A quart of sherbet

This is the third instalment in the August blog carnival. This week’s theme is – something I’m good at. To join in, all you need to do is post a blog on that theme any time before next Sunday. Find out more here.
I’ve always scoffed at those Coles ads about feeding your family for $10. A family of four? You’re not really trying, are you? Try feeding fifteen people for less than $10. Now there’s a challenge. 
What I’m trying to say is that I’m very good at making enormous quantities of pasta bake. Not to brag, but I am. I also excel at turning half a packet of frozen blueberries into enough crumble to feed ten people. I’ve always thought they should have a series of Master Chef called STUDENT MASTER CHEF where you have to create a three course meal for as many people as possible using only ingredients you’ve bought with the change your guests have in their pockets. Challenges include – ‘your vegan friend is coming!’ and ‘someone is intolerant to gluten!’ I am willing to sell the rights to this format for as little as $1 million. 
I guess the word is “entertaining”. That’s a word that brings to mind 80s recipe books and frilly aprons but I’m not against either of those things. I like making so much food that you run out of surfaces to put it in. And brewing pots of tea large enough to hydrate an army. One day, when I have a real job, I’d like to graduate to the school of entertaining that’s somewhere above carb-based meals. The school where you have dinner parties with fancy desserts and nice cheese and where you don’t have to ask everyone to contribute money to fund the thing.
I used to be jealous of my mum’s ability to improvise meals. When you’re learning to cook (following word-for-word what the recipe says) it seems impossible that this ability to invent delicious meals from thin air will just come naturally. But it does. After longing for the skill for years, one day I could just do it. I love looking into a cupboard full of ingredients (or empty of them, as the case may be) and letting all the possibilities run through my head. I’m much better at doing this when there are five people coming over than I am at creating something for two. 
The meals I’ve had the most fun making, though, have been the ones that required a little more planning. I cooked themed banquets for both our Host-a-Murder parties. “Bullets and Barbecue” featured Texan Beef Stew with cornbread and beans, followed by Pear Pandowdy (although everyone was rather full/drunk by dessert). “The Last Train from Paris” featured an elaborate spread of canapés and a chocolate cake that didn’t really rise properly and ended up being more icing than cake. We also made a fishbowl full of a Sherlock Holmes themed cocktail that called for a “quart of sherbet”. Let me tell you – you haven’t lived until you’ve emptied half a kilo of Wizz Fizz into a giant glass bowl (and then dissolved it with champagne and drank it). Good times. 
It’s actually been really hard to write this blog. Whenever I sat down to write it I was overwhelmed by how much I miss doing these things. Last year, I was cooking for five or ten people at least once a week. Sometimes three or four times a week. I would say we played too much Dungeons and Dragons but I’m pretty sure that’s not a thing. We had dinner parties and picnic parties and cake parties and party parties. 
Since moving to Melbourne we go out more and people come over less. We have limited space and limited chairs, so we’re always cautious about how many people we invite at any given time. My oven is a lot smaller. I left my industrial sized lasagna dish in Newcastle. There’s a lot of factors. But pasta bake for eight is something I’ve only made once or twice since we moved. 

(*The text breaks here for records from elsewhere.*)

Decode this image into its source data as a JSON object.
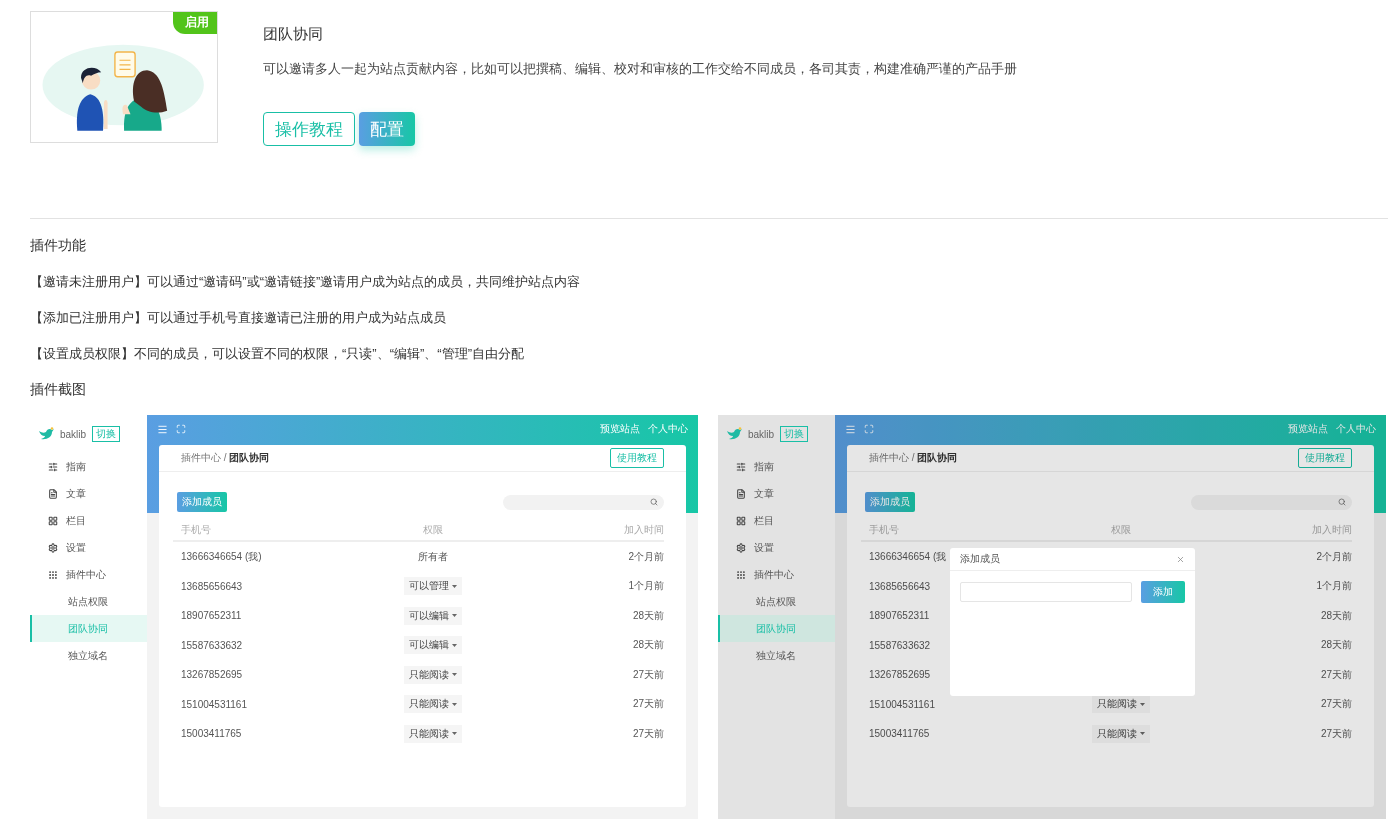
{
  "plugin": {
    "badge": "启用",
    "title": "团队协同",
    "description": "可以邀请多人一起为站点贡献内容，比如可以把撰稿、编辑、校对和审核的工作交给不同成员，各司其责，构建准确严谨的产品手册",
    "buttons": [
      {
        "label": "操作教程",
        "kind": "outline"
      },
      {
        "label": "配置",
        "kind": "primary"
      }
    ]
  },
  "features": {
    "heading": "插件功能",
    "items": [
      "【邀请未注册用户】可以通过“邀请码”或“邀请链接”邀请用户成为站点的成员，共同维护站点内容",
      "【添加已注册用户】可以通过手机号直接邀请已注册的用户成为站点成员",
      "【设置成员权限】不同的成员，可以设置不同的权限，“只读”、“编辑”、“管理”自由分配"
    ]
  },
  "screenshots": {
    "heading": "插件截图",
    "items": [
      {
        "dimmed": false,
        "brand": "baklib",
        "switch": "切换",
        "nav": [
          {
            "label": "指南",
            "selected": false
          },
          {
            "label": "文章",
            "selected": false
          },
          {
            "label": "栏目",
            "selected": false
          },
          {
            "label": "设置",
            "selected": false
          },
          {
            "label": "插件中心",
            "selected": false,
            "children": [
              {
                "label": "站点权限",
                "selected": false
              },
              {
                "label": "团队协同",
                "selected": true
              },
              {
                "label": "独立域名",
                "selected": false
              }
            ]
          }
        ],
        "top_links": [
          "预览站点",
          "个人中心"
        ],
        "breadcrumb": "插件中心 / **团队协同**",
        "help_button": "使用教程",
        "add_button": "添加成员",
        "columns": [
          "手机号",
          "权限",
          "加入时间"
        ],
        "rows": [
          {
            "phone": "13666346654 (我)",
            "permission": "所有者",
            "kind": "text",
            "joined": "2个月前"
          },
          {
            "phone": "13685656643",
            "permission": "可以管理",
            "kind": "select",
            "joined": "1个月前"
          },
          {
            "phone": "18907652311",
            "permission": "可以编辑",
            "kind": "select",
            "joined": "28天前"
          },
          {
            "phone": "15587633632",
            "permission": "可以编辑",
            "kind": "select",
            "joined": "28天前"
          },
          {
            "phone": "13267852695",
            "permission": "只能阅读",
            "kind": "select",
            "joined": "27天前"
          },
          {
            "phone": "151004531161",
            "permission": "只能阅读",
            "kind": "select",
            "joined": "27天前"
          },
          {
            "phone": "15003411765",
            "permission": "只能阅读",
            "kind": "select",
            "joined": "27天前"
          }
        ]
      },
      {
        "dimmed": true,
        "brand": "baklib",
        "switch": "切换",
        "nav": [
          {
            "label": "指南",
            "selected": false
          },
          {
            "label": "文章",
            "selected": false
          },
          {
            "label": "栏目",
            "selected": false
          },
          {
            "label": "设置",
            "selected": false
          },
          {
            "label": "插件中心",
            "selected": false,
            "children": [
              {
                "label": "站点权限",
                "selected": false
              },
              {
                "label": "团队协同",
                "selected": true
              },
              {
                "label": "独立域名",
                "selected": false
              }
            ]
          }
        ],
        "top_links": [
          "预览站点",
          "个人中心"
        ],
        "breadcrumb": "插件中心 / **团队协同**",
        "help_button": "使用教程",
        "add_button": "添加成员",
        "columns": [
          "手机号",
          "权限",
          "加入时间"
        ],
        "rows": [
          {
            "phone": "13666346654 (我",
            "kind": "hidden",
            "joined": "2个月前"
          },
          {
            "phone": "13685656643",
            "kind": "hidden",
            "joined": "1个月前"
          },
          {
            "phone": "18907652311",
            "kind": "hidden",
            "joined": "28天前"
          },
          {
            "phone": "15587633632",
            "kind": "hidden",
            "joined": "28天前"
          },
          {
            "phone": "13267852695",
            "kind": "hidden",
            "joined": "27天前"
          },
          {
            "phone": "151004531161",
            "permission": "只能阅读",
            "kind": "select",
            "joined": "27天前"
          },
          {
            "phone": "15003411765",
            "permission": "只能阅读",
            "kind": "select",
            "joined": "27天前"
          }
        ],
        "modal": {
          "title": "添加成员",
          "button": "添加"
        }
      }
    ]
  }
}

Further Blog Carnival posts:
Hum Drum Plum – on hoarding.
Noni Doll – COMING SOON.

Further reading

December – home

I spent the first minutes of 2018 on the beach. I’ve never actually spent New Year